What lines in the following entries hold the word "Button"? Copy each one.

(Saved entries)
——
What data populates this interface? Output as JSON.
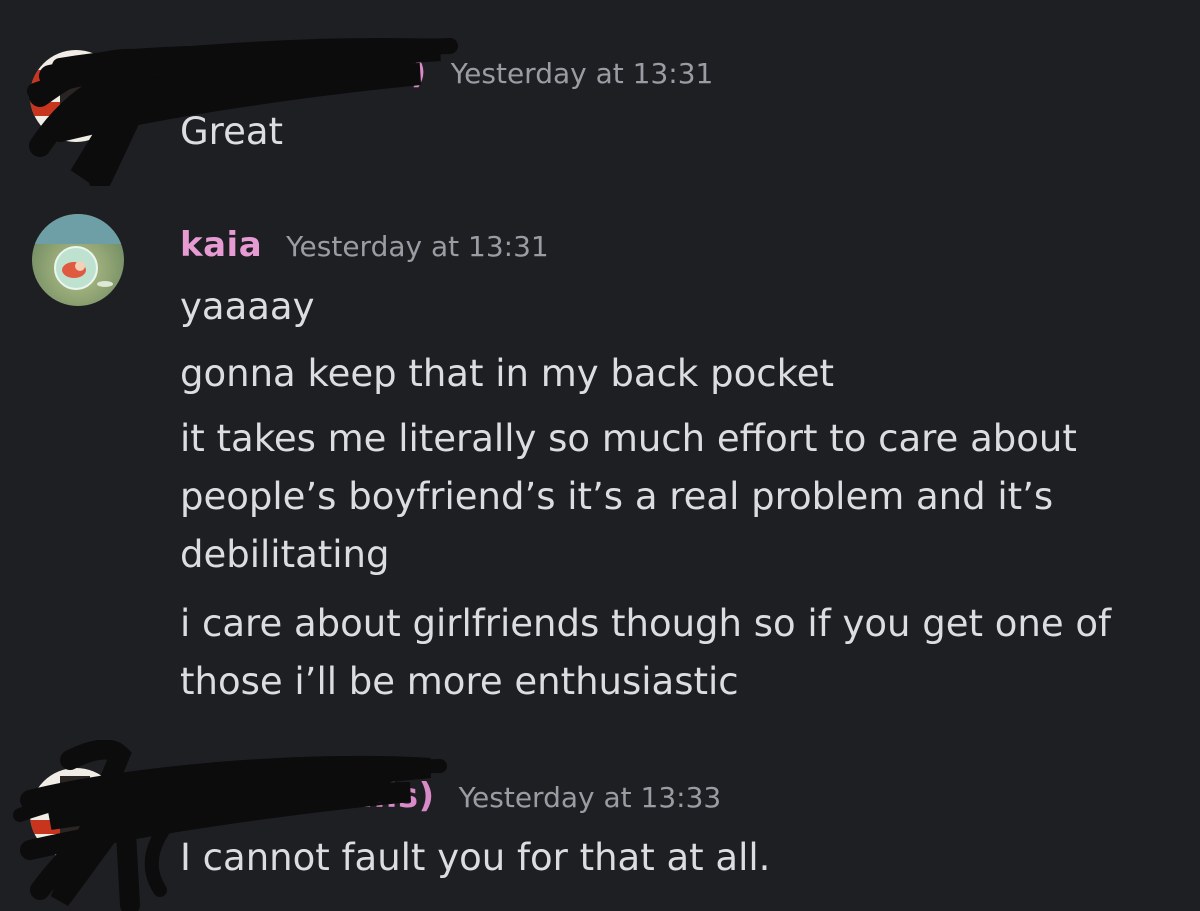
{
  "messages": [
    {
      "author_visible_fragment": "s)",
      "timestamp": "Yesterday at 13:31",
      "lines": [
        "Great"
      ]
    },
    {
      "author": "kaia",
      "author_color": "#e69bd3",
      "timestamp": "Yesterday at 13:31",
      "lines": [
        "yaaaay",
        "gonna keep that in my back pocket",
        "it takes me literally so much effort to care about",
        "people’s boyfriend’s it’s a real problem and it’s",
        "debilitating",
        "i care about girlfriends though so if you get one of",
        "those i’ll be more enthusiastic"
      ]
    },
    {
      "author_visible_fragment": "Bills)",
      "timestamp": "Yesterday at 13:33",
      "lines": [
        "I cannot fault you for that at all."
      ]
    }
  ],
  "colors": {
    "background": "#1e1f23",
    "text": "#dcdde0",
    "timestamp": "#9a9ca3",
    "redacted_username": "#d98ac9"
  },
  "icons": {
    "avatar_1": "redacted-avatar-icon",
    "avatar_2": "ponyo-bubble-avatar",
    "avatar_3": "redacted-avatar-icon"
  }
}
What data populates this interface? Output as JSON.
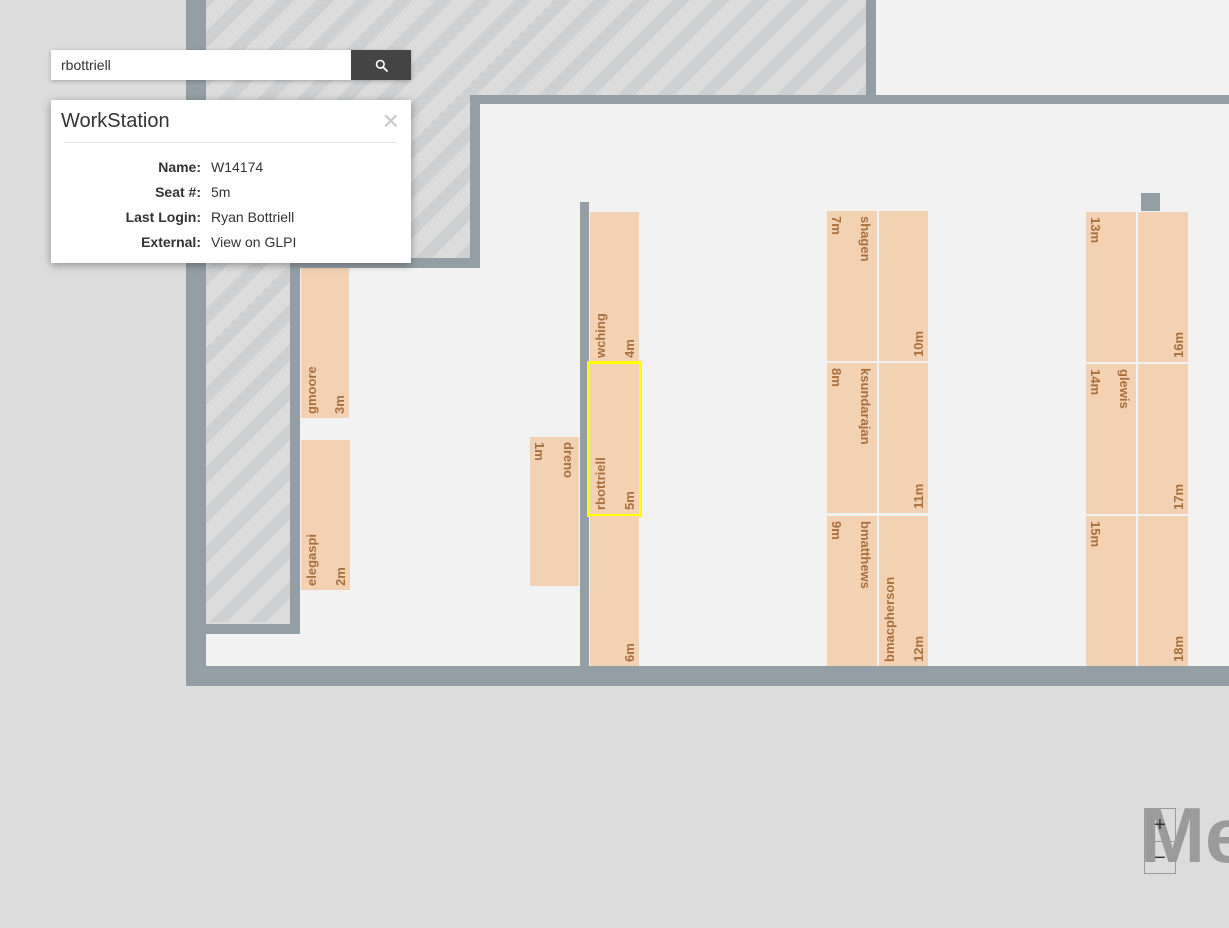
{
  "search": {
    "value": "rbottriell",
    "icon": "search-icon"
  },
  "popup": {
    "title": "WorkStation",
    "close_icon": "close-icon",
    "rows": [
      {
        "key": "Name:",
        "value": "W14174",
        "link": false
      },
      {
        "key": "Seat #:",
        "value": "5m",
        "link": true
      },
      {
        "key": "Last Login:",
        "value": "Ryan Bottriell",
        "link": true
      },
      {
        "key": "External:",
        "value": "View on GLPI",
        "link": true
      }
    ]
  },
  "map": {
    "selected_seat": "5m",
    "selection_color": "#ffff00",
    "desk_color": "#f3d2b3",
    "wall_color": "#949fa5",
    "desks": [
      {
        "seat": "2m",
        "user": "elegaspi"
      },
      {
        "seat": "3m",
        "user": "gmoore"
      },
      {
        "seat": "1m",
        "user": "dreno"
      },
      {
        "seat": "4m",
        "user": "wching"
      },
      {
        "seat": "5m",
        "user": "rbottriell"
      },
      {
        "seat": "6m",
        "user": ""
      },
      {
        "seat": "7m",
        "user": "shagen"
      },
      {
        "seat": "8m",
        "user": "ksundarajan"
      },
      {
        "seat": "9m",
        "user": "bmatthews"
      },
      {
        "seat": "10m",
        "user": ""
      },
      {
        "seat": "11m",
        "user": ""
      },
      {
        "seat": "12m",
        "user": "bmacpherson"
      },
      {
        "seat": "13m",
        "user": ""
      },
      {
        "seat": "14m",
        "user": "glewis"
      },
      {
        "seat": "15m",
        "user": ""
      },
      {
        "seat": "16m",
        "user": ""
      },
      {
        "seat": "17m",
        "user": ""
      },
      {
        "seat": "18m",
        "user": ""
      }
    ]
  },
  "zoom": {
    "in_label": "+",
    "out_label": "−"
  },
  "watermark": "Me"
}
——
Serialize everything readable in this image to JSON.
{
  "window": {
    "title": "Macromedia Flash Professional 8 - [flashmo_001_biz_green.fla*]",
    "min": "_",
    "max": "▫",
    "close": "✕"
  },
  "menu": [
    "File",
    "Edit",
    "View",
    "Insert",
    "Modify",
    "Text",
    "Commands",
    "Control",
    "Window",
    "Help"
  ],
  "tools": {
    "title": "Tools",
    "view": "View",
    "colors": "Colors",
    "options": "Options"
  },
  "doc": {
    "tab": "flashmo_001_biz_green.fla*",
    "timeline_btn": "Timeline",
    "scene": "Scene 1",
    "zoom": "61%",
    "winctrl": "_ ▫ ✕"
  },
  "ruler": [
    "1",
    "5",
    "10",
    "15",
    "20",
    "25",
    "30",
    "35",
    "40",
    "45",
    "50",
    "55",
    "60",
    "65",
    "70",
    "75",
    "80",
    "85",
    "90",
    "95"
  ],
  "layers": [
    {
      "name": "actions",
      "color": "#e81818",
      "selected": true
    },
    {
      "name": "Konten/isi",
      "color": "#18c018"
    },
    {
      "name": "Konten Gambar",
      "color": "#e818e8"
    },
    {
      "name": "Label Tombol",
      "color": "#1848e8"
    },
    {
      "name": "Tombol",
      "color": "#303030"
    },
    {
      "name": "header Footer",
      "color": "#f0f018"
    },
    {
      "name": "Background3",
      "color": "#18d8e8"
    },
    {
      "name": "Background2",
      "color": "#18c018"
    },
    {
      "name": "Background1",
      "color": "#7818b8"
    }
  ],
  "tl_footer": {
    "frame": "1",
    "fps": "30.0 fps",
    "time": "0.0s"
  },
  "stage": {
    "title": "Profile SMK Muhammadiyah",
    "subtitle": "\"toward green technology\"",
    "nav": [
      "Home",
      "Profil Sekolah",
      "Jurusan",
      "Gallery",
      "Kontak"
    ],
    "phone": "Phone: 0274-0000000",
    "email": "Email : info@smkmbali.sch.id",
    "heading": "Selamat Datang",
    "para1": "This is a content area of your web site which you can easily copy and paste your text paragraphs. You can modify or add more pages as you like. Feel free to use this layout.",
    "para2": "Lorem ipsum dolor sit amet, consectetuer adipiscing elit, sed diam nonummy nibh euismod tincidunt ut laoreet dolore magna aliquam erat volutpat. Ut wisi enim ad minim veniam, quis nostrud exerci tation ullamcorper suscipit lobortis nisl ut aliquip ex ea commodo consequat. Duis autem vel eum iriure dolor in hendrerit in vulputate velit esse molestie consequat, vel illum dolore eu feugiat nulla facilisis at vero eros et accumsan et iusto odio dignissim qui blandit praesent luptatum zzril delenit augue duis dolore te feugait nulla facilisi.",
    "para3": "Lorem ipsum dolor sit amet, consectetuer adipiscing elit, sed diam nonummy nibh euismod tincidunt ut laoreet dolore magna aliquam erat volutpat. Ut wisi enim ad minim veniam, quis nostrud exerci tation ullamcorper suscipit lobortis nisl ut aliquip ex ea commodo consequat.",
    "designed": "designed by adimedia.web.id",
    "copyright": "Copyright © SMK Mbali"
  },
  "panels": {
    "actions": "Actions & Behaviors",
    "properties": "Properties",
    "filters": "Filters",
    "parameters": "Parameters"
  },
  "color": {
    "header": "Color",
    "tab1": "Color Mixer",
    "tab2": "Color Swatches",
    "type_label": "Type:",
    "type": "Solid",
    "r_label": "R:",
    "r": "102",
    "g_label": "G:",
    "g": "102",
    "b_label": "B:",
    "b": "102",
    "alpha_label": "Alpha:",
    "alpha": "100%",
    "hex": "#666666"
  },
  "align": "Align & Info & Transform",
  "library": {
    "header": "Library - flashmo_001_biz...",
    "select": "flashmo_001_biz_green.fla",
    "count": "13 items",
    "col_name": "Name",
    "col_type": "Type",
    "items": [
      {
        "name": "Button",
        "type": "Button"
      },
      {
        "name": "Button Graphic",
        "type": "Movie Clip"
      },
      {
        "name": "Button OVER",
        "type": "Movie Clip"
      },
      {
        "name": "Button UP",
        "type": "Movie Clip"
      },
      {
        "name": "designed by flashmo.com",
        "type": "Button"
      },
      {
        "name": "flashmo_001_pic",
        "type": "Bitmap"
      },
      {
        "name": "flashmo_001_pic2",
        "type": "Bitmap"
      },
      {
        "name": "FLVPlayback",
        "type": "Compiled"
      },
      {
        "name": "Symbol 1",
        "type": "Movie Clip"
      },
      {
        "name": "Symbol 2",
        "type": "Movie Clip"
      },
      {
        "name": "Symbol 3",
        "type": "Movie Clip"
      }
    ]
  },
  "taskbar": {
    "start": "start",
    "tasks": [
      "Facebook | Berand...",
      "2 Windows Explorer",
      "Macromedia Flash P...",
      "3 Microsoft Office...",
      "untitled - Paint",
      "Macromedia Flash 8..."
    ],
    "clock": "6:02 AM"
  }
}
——
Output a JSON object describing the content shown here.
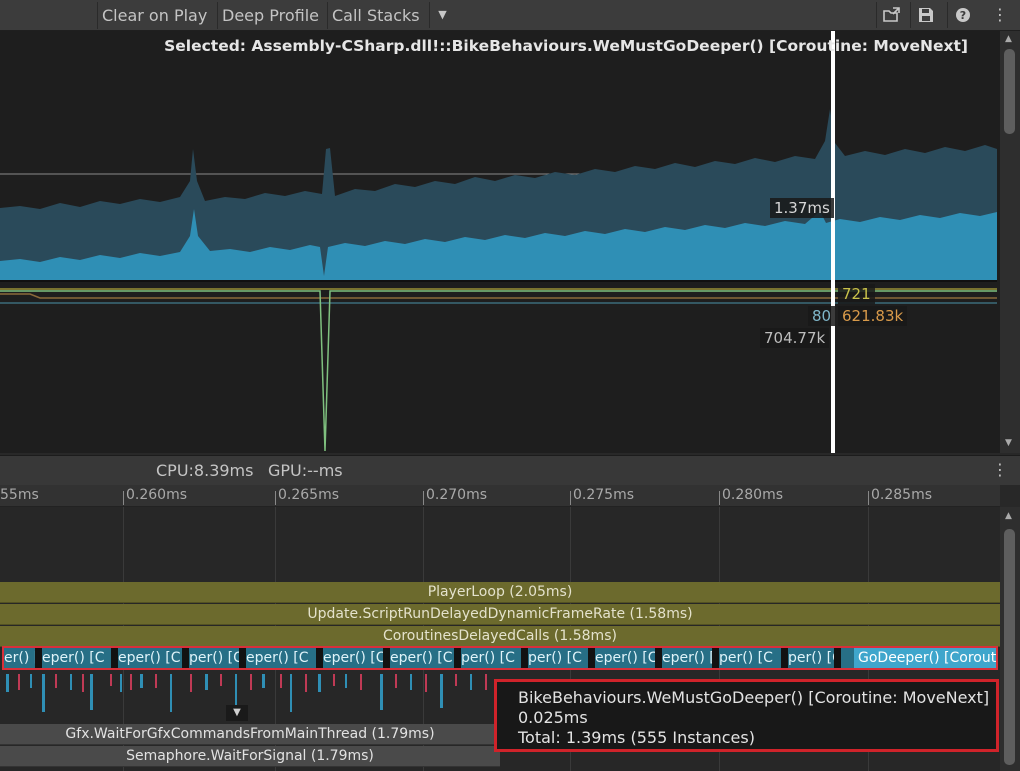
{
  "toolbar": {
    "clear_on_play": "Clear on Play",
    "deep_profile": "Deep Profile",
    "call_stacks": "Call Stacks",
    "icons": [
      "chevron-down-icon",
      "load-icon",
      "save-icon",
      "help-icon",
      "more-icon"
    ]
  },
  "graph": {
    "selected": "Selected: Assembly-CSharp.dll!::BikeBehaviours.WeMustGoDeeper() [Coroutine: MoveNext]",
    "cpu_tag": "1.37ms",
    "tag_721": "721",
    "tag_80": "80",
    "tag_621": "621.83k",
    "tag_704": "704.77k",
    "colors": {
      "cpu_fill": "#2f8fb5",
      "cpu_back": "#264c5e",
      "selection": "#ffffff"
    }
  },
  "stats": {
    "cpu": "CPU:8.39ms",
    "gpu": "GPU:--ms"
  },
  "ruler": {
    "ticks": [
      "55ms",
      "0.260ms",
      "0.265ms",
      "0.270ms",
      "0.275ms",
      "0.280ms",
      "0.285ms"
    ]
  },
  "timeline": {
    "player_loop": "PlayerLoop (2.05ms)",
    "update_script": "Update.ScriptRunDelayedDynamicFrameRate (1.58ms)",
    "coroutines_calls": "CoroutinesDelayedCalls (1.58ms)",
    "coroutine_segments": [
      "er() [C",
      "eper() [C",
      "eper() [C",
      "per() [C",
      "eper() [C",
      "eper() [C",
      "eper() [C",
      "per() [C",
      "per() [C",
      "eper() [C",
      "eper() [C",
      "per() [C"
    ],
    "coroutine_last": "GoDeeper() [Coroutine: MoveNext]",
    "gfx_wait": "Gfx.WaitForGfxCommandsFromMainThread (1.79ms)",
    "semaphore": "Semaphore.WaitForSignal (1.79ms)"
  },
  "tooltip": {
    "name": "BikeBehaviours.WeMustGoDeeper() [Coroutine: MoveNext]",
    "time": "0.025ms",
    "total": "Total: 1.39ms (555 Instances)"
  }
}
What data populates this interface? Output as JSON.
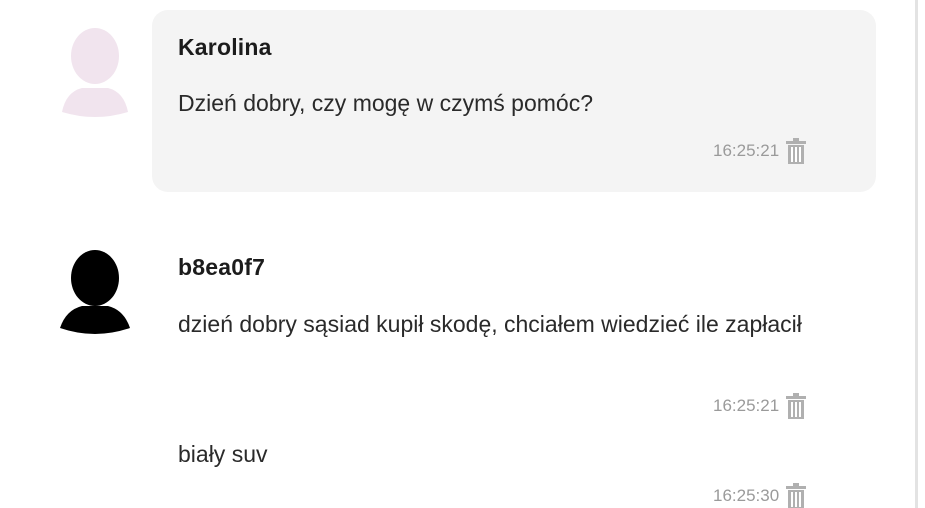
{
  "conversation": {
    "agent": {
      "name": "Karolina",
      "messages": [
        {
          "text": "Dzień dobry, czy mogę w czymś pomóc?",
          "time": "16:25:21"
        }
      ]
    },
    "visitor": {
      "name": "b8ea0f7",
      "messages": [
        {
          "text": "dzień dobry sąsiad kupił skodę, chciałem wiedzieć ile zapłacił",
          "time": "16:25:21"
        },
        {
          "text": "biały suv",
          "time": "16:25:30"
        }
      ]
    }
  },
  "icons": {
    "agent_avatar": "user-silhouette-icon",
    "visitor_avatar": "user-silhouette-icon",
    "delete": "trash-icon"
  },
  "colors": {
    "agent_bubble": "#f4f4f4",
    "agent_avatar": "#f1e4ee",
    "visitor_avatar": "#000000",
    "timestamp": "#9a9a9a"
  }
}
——
TASK SOLUTION
        "name": "Button",
        "type": "Button"
        "name": "Button Graphic",
        "name": "Button OVER",
        "name": "Button UP",
        "type": "Button"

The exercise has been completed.